**DATA SECTION**.
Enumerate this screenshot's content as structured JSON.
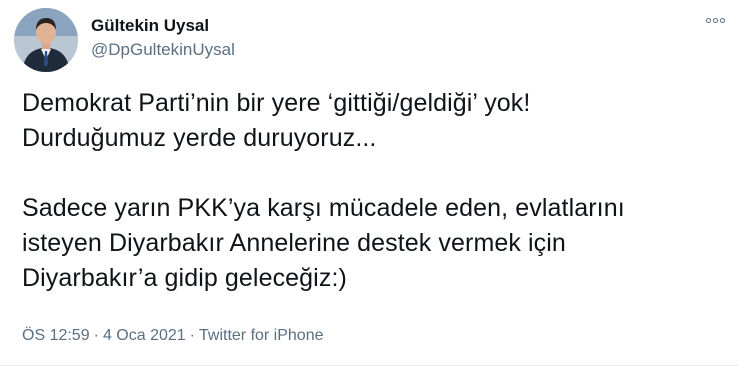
{
  "author": {
    "display_name": "Gültekin Uysal",
    "handle": "@DpGultekinUysal"
  },
  "tweet": {
    "paragraph1_line1": "Demokrat Parti’nin bir yere ‘gittiği/geldiği’ yok!",
    "paragraph1_line2": "Durduğumuz yerde duruyoruz...",
    "paragraph2_line1": "Sadece yarın PKK’ya karşı mücadele eden, evlatlarını",
    "paragraph2_line2": "isteyen Diyarbakır Annelerine destek vermek için",
    "paragraph2_line3": "Diyarbakır’a gidip geleceğiz:)"
  },
  "meta": {
    "time": "ÖS 12:59",
    "separator": "·",
    "date": "4 Oca 2021",
    "source": "Twitter for iPhone"
  },
  "icons": {
    "more": "more-options-icon",
    "avatar": "avatar"
  },
  "colors": {
    "text": "#0f1419",
    "secondary": "#5b7083"
  }
}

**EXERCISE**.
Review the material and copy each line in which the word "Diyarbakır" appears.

**EXERCISE ANSWER**.
    "paragraph2_line2": "isteyen Diyarbakır Annelerine destek vermek için",
    "paragraph2_line3": "Diyarbakır’a gidip geleceğiz:)"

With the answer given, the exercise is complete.